Equifax data breach timeline
On July 29, 2017, Equifax announced that it had been the victim of a data breach that may have affected 143 million US customers. According to Equifax, the hackers accessed sensitive information such as names, social security numbers, birth dates and addresses. The company has not yet released a date on when the breach may have occurred.
Equifax first learned of the breach on July 27th and began notifying victims on September 6th. The company has set up a website where people can learn more about the hack and sign up for credit monitoring services.
According to Bloomberg, Equifax executives were aware of a “high-risk” cyberattack against its systems in early May but did not report it to regulators. The company is currently facing multiple lawsuits from consumers who allege negligence in its handling of the data breach.
Equifax security measures
Equifax is one of the world’s largest credit reporting agencies. On July 29, 2017, they announced that they had been the victim of a data breach that impacted 143 million Americans. The breach was discovered on July 29th and it was not made public until September 7th.
How did this happen?
Equifax was supposed to be using a third-party provider to help protect their data but apparently this didn’t happen. Equifax also failed to install proper security measures on their systems which allowed hackers access to the information.
What were the consequences of the data breach?
The incident has led to massive changes for Equifax including being taken over by a criminal enterprise investment firm, providing free identity theft protection for a year to everyone affected by the breach, and paying $700 million in fines. Additionally, they have been forced to change their CEO and CTO as well as their board of directors.
Equifax stock price drops after data breach
Equifax stock price drops after data breach
The Equifax data breach that occurred on September 7, 2017 has had a significant impact on the company’s stock price. The stock plummeted by 6% on September 8th, the day of the public announcement of the breach. On September 14th, Equifax announced that an additional 2.5 million individuals had been impacted by the data breach. This brings the total number of individuals potentially impacted to more than 143 million. The revelation has caused many people to question why Equifax did not detect this attack earlier and whether they are at risk.
Equifax is one of the three major credit reporting agencies in the United States. Their services include helping businesses verify someone’s creditworthiness and providing access to credit reports. On July 29th, 2017, it was reported that a security vulnerability had been discovered in Equifax’s software that could have allowed hackers to gain access to personal information such as names, Social Security numbers, and birthdates. The vulnerability was patched on July 30th but was not detected until March 13th, 2018 when it was reported by CNN Money. It is still unknown who is responsible for this attack or what their motives might have been.
Equifax is one of the largest credit rating agencies in the United States, with more than 2 million consumers as of September 30, 2018. On July 29th, 2018, Equifax announced that they had been hacked and data from 143 million Americans may have been compromised. The hack happened on July 13th, but the company didn’t disclose it until July 29th.

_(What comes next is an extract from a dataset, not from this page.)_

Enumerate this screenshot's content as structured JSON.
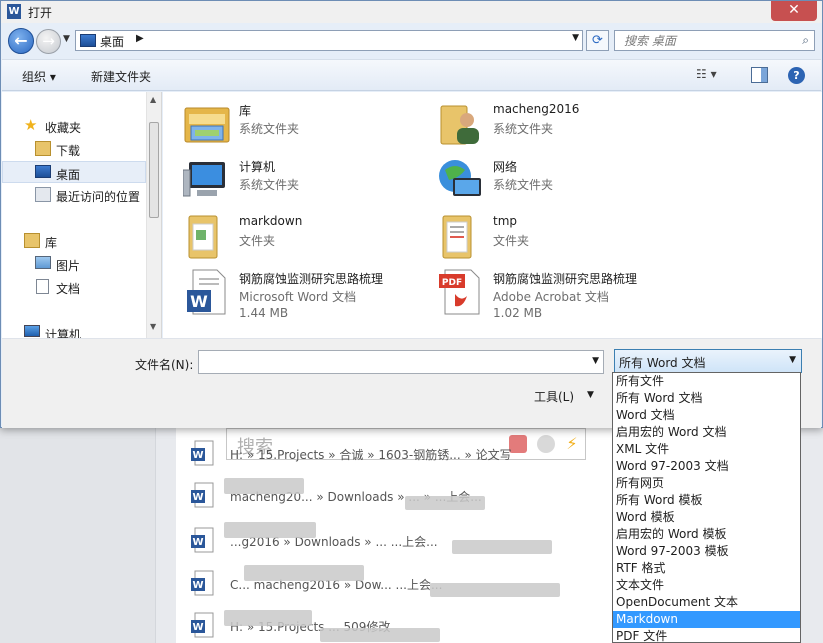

On September 7th, Equifax announced a $700 million dollar settlement with the US Department of Justice for their role in not disclosing the hack earlier. Part of this settlement will go to victims of the breach who have filed a class-action lawsuit against the company. As part of the settlement, Equifax also agreed to install new security measures and regularly monitor their systems for any unauthorized access or activity.